DATA EXTRACTS section start

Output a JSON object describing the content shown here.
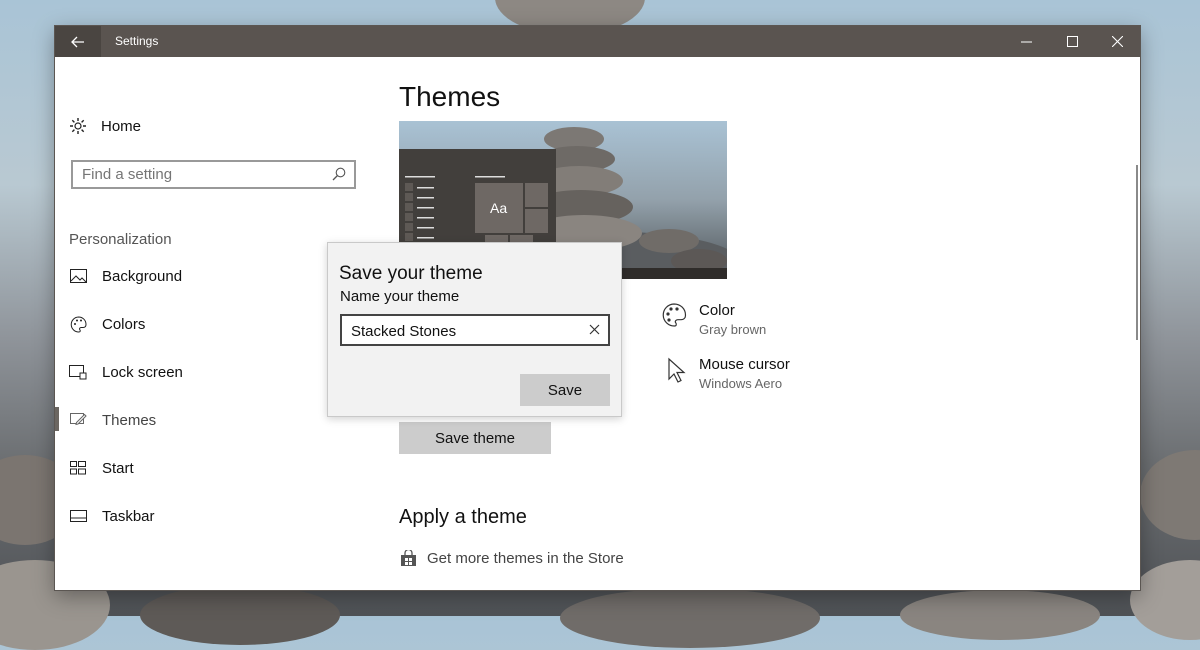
{
  "window": {
    "title": "Settings"
  },
  "sidebar": {
    "home_label": "Home",
    "search_placeholder": "Find a setting",
    "section_label": "Personalization",
    "items": [
      {
        "label": "Background",
        "icon": "picture-icon"
      },
      {
        "label": "Colors",
        "icon": "palette-icon"
      },
      {
        "label": "Lock screen",
        "icon": "lock-screen-icon"
      },
      {
        "label": "Themes",
        "icon": "brush-icon",
        "selected": true
      },
      {
        "label": "Start",
        "icon": "start-grid-icon"
      },
      {
        "label": "Taskbar",
        "icon": "taskbar-icon"
      }
    ]
  },
  "main": {
    "title": "Themes",
    "preview_tile_text": "Aa",
    "color": {
      "label": "Color",
      "value": "Gray brown"
    },
    "cursor": {
      "label": "Mouse cursor",
      "value": "Windows Aero"
    },
    "save_theme_button": "Save theme",
    "apply_title": "Apply a theme",
    "store_link": "Get more themes in the Store"
  },
  "dialog": {
    "title": "Save your theme",
    "label": "Name your theme",
    "input_value": "Stacked Stones",
    "save_button": "Save"
  },
  "colors": {
    "titlebar": "#5a5450",
    "accent": "#6b6661",
    "button_gray": "#cccccc"
  }
}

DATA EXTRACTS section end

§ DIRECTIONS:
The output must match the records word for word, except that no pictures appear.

§ EXERCISE OUTPUT:
Output a JSON object describing the content shown here.
{
  "window": {
    "title": "Settings"
  },
  "sidebar": {
    "home_label": "Home",
    "search_placeholder": "Find a setting",
    "section_label": "Personalization",
    "items": [
      {
        "label": "Background",
        "icon": "picture-icon"
      },
      {
        "label": "Colors",
        "icon": "palette-icon"
      },
      {
        "label": "Lock screen",
        "icon": "lock-screen-icon"
      },
      {
        "label": "Themes",
        "icon": "brush-icon",
        "selected": true
      },
      {
        "label": "Start",
        "icon": "start-grid-icon"
      },
      {
        "label": "Taskbar",
        "icon": "taskbar-icon"
      }
    ]
  },
  "main": {
    "title": "Themes",
    "preview_tile_text": "Aa",
    "color": {
      "label": "Color",
      "value": "Gray brown"
    },
    "cursor": {
      "label": "Mouse cursor",
      "value": "Windows Aero"
    },
    "save_theme_button": "Save theme",
    "apply_title": "Apply a theme",
    "store_link": "Get more themes in the Store"
  },
  "dialog": {
    "title": "Save your theme",
    "label": "Name your theme",
    "input_value": "Stacked Stones",
    "save_button": "Save"
  },
  "colors": {
    "titlebar": "#5a5450",
    "accent": "#6b6661",
    "button_gray": "#cccccc"
  }
}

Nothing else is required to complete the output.